(Beginning of DATA SUPPLIED)

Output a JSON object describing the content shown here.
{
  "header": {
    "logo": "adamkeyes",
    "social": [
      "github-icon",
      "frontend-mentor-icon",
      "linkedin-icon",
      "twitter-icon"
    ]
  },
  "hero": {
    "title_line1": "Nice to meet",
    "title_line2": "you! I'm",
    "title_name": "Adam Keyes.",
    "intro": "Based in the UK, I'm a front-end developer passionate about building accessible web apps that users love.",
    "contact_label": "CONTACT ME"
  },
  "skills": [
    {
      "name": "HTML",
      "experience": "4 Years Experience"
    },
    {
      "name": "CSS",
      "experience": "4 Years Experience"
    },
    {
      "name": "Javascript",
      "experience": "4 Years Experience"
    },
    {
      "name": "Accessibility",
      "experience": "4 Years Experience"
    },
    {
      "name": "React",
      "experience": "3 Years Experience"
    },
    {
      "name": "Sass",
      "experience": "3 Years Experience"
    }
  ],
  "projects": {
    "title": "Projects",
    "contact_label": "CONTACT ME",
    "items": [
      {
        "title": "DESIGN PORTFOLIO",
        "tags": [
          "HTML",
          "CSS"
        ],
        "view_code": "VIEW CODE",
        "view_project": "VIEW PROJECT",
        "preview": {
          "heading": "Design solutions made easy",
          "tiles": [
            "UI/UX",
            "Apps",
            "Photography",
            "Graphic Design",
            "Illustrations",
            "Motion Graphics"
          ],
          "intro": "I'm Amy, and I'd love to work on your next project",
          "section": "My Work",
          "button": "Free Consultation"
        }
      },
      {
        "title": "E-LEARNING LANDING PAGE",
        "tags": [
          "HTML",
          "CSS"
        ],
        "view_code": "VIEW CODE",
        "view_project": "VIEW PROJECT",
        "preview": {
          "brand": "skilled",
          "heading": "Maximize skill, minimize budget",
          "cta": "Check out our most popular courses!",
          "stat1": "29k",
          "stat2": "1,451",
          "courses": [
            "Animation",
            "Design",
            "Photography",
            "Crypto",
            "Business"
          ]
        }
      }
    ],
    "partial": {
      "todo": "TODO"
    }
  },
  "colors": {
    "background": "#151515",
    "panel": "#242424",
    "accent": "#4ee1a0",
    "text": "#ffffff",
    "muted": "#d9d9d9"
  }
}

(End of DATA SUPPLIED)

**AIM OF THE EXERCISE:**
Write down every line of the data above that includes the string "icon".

**REPLY:**
      "github-icon",
      "frontend-mentor-icon",
      "linkedin-icon",
      "twitter-icon"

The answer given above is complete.